Task prompt - Every entry must be set down exactly in the answer; no pictures should appear.

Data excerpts
===============
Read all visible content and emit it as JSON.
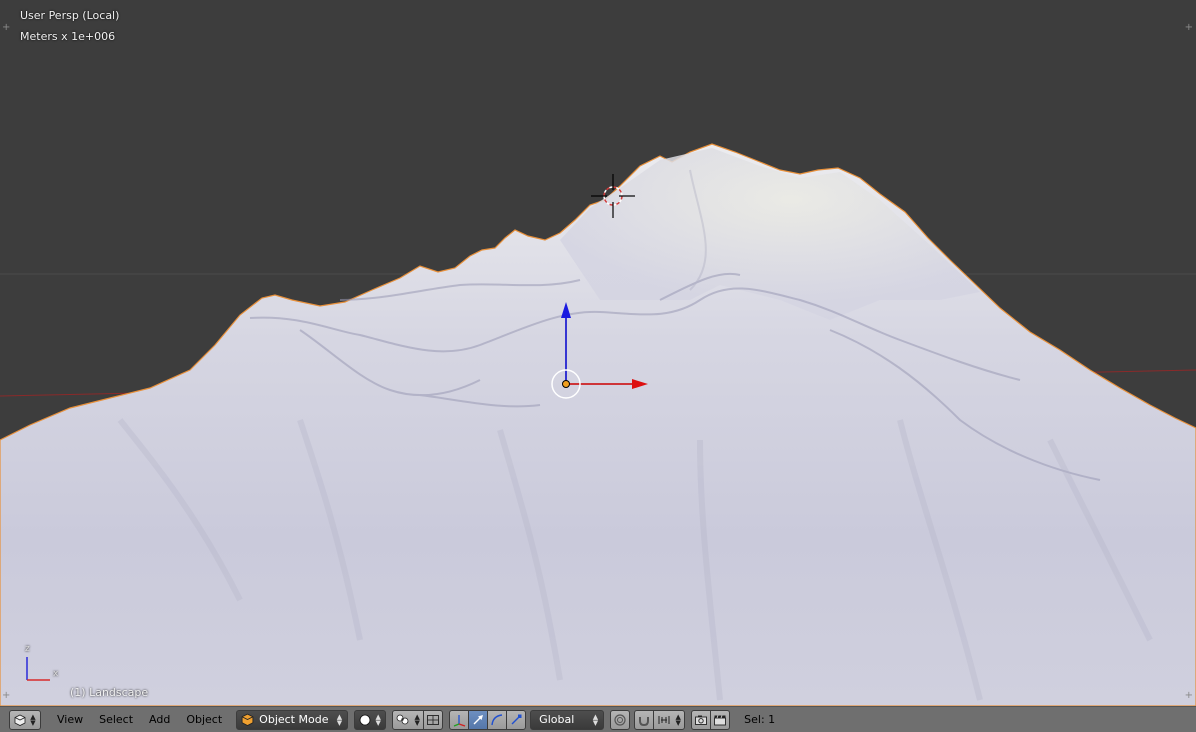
{
  "viewport": {
    "view_name": "User Persp (Local)",
    "units": "Meters x 1e+006",
    "object_label": "(1) Landscape",
    "axis_z": "z",
    "axis_x": "x"
  },
  "header": {
    "menu": {
      "view": "View",
      "select": "Select",
      "add": "Add",
      "object": "Object"
    },
    "mode": "Object Mode",
    "orientation": "Global",
    "selection": "Sel: 1"
  },
  "icons": {
    "editor_type": "cube-icon",
    "mode": "object-cube-icon",
    "shading": "solid-sphere-icon",
    "pivot": "pivot-point-icon",
    "manipulator": "manipulator-icon",
    "translate": "translate-arrow-icon",
    "rotate": "rotate-arc-icon",
    "scale": "scale-icon",
    "proportional": "proportional-editing-icon",
    "snap": "magnet-icon",
    "snap_element": "snap-element-icon",
    "render_opengl": "camera-icon",
    "render_anim": "clapperboard-icon"
  },
  "colors": {
    "background": "#3d3d3d",
    "header": "#6f6f6f",
    "axis_x": "#cc0000",
    "axis_z": "#0000cc",
    "selection_outline": "#e8903a"
  }
}
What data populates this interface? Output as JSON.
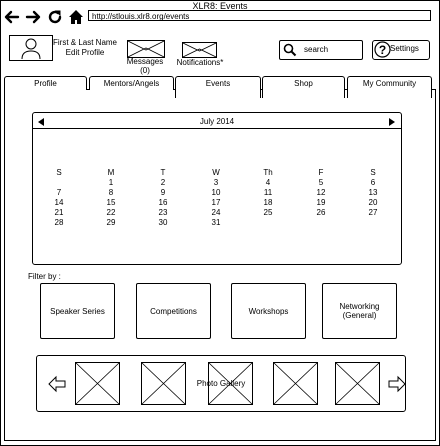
{
  "window": {
    "title": "XLR8: Events"
  },
  "browser": {
    "url": "http://stlouis.xlr8.org/events",
    "icons": [
      "back-arrow-icon",
      "forward-arrow-icon",
      "reload-icon",
      "home-icon"
    ]
  },
  "header": {
    "profile_line1": "First & Last Name",
    "profile_line2": "Edit Profile",
    "messages_label": "Messages",
    "messages_count": "(0)",
    "notifications_label": "Notifications*",
    "search_label": "search",
    "settings_label": "Settings"
  },
  "tabs": [
    {
      "label": "Profile",
      "active": false
    },
    {
      "label": "Mentors/Angels",
      "active": false
    },
    {
      "label": "Events",
      "active": true
    },
    {
      "label": "Shop",
      "active": false
    },
    {
      "label": "My Community",
      "active": false
    }
  ],
  "calendar": {
    "month": "July 2014",
    "weekdays": [
      "S",
      "M",
      "T",
      "W",
      "Th",
      "F",
      "S"
    ],
    "weeks": [
      [
        "",
        "1",
        "2",
        "3",
        "4",
        "5",
        "6"
      ],
      [
        "7",
        "8",
        "9",
        "10",
        "11",
        "12",
        "13"
      ],
      [
        "14",
        "15",
        "16",
        "17",
        "18",
        "19",
        "20"
      ],
      [
        "21",
        "22",
        "23",
        "24",
        "25",
        "26",
        "27"
      ],
      [
        "28",
        "29",
        "30",
        "31",
        "",
        "",
        ""
      ]
    ]
  },
  "filter": {
    "label": "Filter by :",
    "options": [
      "Speaker Series",
      "Competitions",
      "Workshops",
      "Networking\n(General)"
    ]
  },
  "gallery": {
    "title": "Photo Gallery",
    "photo_count": 5
  },
  "colors": {
    "stroke": "#000000",
    "background": "#ffffff"
  }
}
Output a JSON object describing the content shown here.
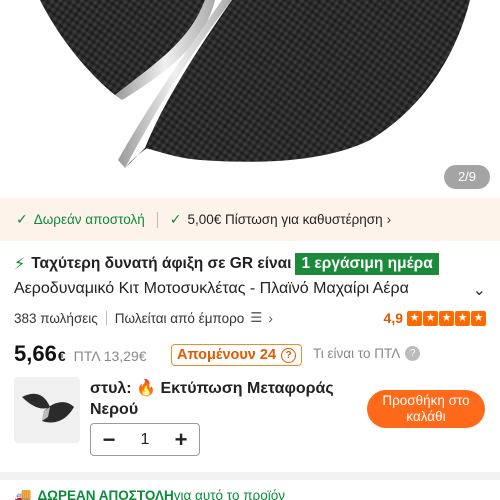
{
  "gallery": {
    "counter": "2/9"
  },
  "benefits": {
    "free_shipping": "Δωρεάν αποστολή",
    "credit": "5,00€ Πίστωση για καθυστέρηση",
    "chevron": "›"
  },
  "fast": {
    "icon": "lightning-bolt-icon",
    "text": "Ταχύτερη δυνατή άφιξη σε GR είναι",
    "badge": "1 εργάσιμη ημέρα"
  },
  "product": {
    "title": "Αεροδυναμικό Κιτ Μοτοσυκλέτας - Πλαϊνό Μαχαίρι Αέρα",
    "more_icon": "chevron-down-icon"
  },
  "sales": {
    "count": "383 πωλήσεις",
    "seller": "Πωλείται από έμπορο",
    "rating": "4,9",
    "stars": 5
  },
  "price": {
    "current_main": "5,66",
    "currency": "€",
    "old": "ΠΤΛ 13,29€",
    "remaining": "Απομένουν 24",
    "what_is": "Τι είναι το ΠΤΛ"
  },
  "style": {
    "label": "στυλ:",
    "value": "Εκτύπωση Μεταφοράς Νερού"
  },
  "quantity": {
    "minus": "−",
    "value": "1",
    "plus": "+"
  },
  "cart": {
    "add_label": "Προσθήκη στο καλάθι"
  },
  "free_banner": {
    "strong": "ΔΩΡΕΑΝ ΑΠΟΣΤΟΛΗ",
    "rest": "για αυτό το προϊόν"
  },
  "colors": {
    "green": "#0a8a3a",
    "orange": "#ff6a1a"
  }
}
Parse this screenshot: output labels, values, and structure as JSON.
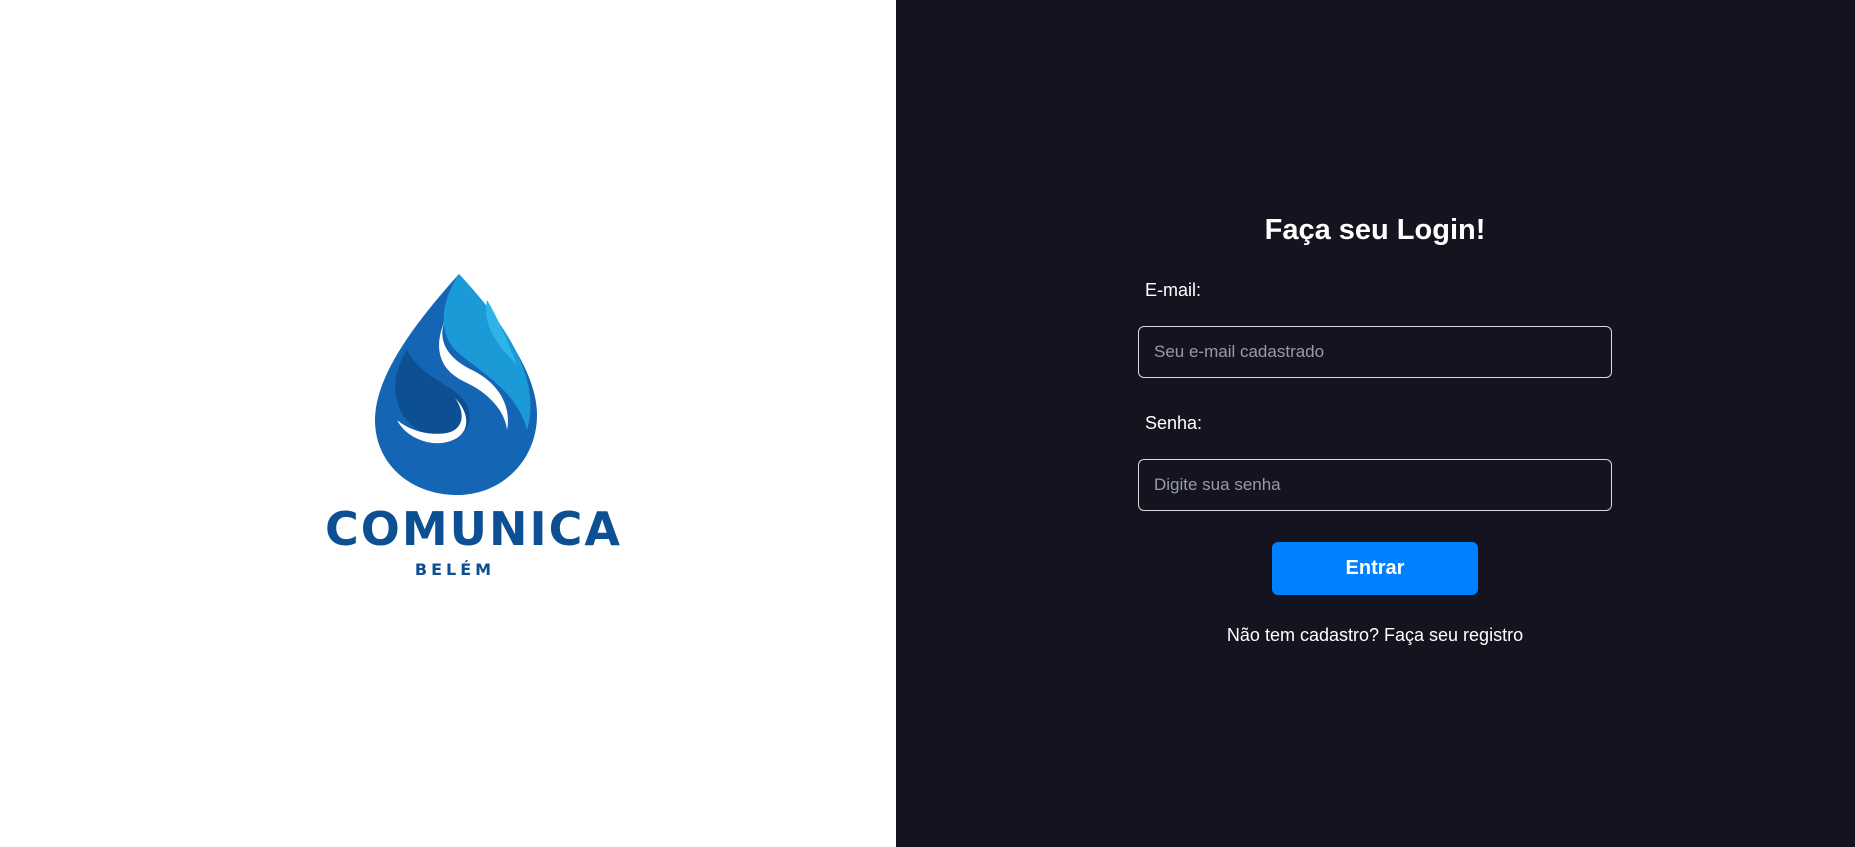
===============
Answer to this problem -
Read all visible content and emit it as JSON.
{
  "viewport": {
    "view_name": "User Persp (Local)",
    "units": "Meters x 1e+006",
    "object_label": "(1) Landscape",
    "axis_z": "z",
    "axis_x": "x"
  },
  "header": {
    "menu": {
      "view": "View",
      "select": "Select",
      "add": "Add",
      "object": "Object"
    },
    "mode": "Object Mode",
    "orientation": "Global",
    "selection": "Sel: 1"
  },
  "icons": {
    "editor_type": "cube-icon",
    "mode": "object-cube-icon",
    "shading": "solid-sphere-icon",
    "pivot": "pivot-point-icon",
    "manipulator": "manipulator-icon",
    "translate": "translate-arrow-icon",
    "rotate": "rotate-arc-icon",
    "scale": "scale-icon",
    "proportional": "proportional-editing-icon",
    "snap": "magnet-icon",
    "snap_element": "snap-element-icon",
    "render_opengl": "camera-icon",
    "render_anim": "clapperboard-icon"
  },
  "colors": {
    "background": "#3d3d3d",
    "header": "#6f6f6f",
    "axis_x": "#cc0000",
    "axis_z": "#0000cc",
    "selection_outline": "#e8903a"
  }
}
What data populates this interface? Output as JSON.
{
  "window": {
    "title": "XLR8: Events"
  },
  "browser": {
    "url": "http://stlouis.xlr8.org/events",
    "icons": [
      "back-arrow-icon",
      "forward-arrow-icon",
      "reload-icon",
      "home-icon"
    ]
  },
  "header": {
    "profile_line1": "First & Last Name",
    "profile_line2": "Edit Profile",
    "messages_label": "Messages",
    "messages_count": "(0)",
    "notifications_label": "Notifications*",
    "search_label": "search",
    "settings_label": "Settings"
  },
  "tabs": [
    {
      "label": "Profile",
      "active": false
    },
    {
      "label": "Mentors/Angels",
      "active": false
    },
    {
      "label": "Events",
      "active": true
    },
    {
      "label": "Shop",
      "active": false
    },
    {
      "label": "My Community",
      "active": false
    }
  ],
  "calendar": {
    "month": "July 2014",
    "weekdays": [
      "S",
      "M",
      "T",
      "W",
      "Th",
      "F",
      "S"
    ],
    "weeks": [
      [
        "",
        "1",
        "2",
        "3",
        "4",
        "5",
        "6"
      ],
      [
        "7",
        "8",
        "9",
        "10",
        "11",
        "12",
        "13"
      ],
      [
        "14",
        "15",
        "16",
        "17",
        "18",
        "19",
        "20"
      ],
      [
        "21",
        "22",
        "23",
        "24",
        "25",
        "26",
        "27"
      ],
      [
        "28",
        "29",
        "30",
        "31",
        "",
        "",
        ""
      ]
    ]
  },
  "filter": {
    "label": "Filter by :",
    "options": [
      "Speaker Series",
      "Competitions",
      "Workshops",
      "Networking\n(General)"
    ]
  },
  "gallery": {
    "title": "Photo Gallery",
    "photo_count": 5
  },
  "colors": {
    "stroke": "#000000",
    "background": "#ffffff"
  }
}
Output a JSON object describing the content shown here.
{
  "gallery": {
    "counter": "2/9"
  },
  "benefits": {
    "free_shipping": "Δωρεάν αποστολή",
    "credit": "5,00€ Πίστωση για καθυστέρηση",
    "chevron": "›"
  },
  "fast": {
    "icon": "lightning-bolt-icon",
    "text": "Ταχύτερη δυνατή άφιξη σε GR είναι",
    "badge": "1 εργάσιμη ημέρα"
  },
  "product": {
    "title": "Αεροδυναμικό Κιτ Μοτοσυκλέτας - Πλαϊνό Μαχαίρι Αέρα",
    "more_icon": "chevron-down-icon"
  },
  "sales": {
    "count": "383 πωλήσεις",
    "seller": "Πωλείται από έμπορο",
    "rating": "4,9",
    "stars": 5
  },
  "price": {
    "current_main": "5,66",
    "currency": "€",
    "old": "ΠΤΛ 13,29€",
    "remaining": "Απομένουν 24",
    "what_is": "Τι είναι το ΠΤΛ"
  },
  "style": {
    "label": "στυλ:",
    "value": "Εκτύπωση Μεταφοράς Νερού"
  },
  "quantity": {
    "minus": "−",
    "value": "1",
    "plus": "+"
  },
  "cart": {
    "add_label": "Προσθήκη στο καλάθι"
  },
  "free_banner": {
    "strong": "ΔΩΡΕΑΝ ΑΠΟΣΤΟΛΗ",
    "rest": "για αυτό το προϊόν"
  },
  "colors": {
    "green": "#0a8a3a",
    "orange": "#ff6a1a"
  }
}
Parse this screenshot: output labels, values, and structure as JSON.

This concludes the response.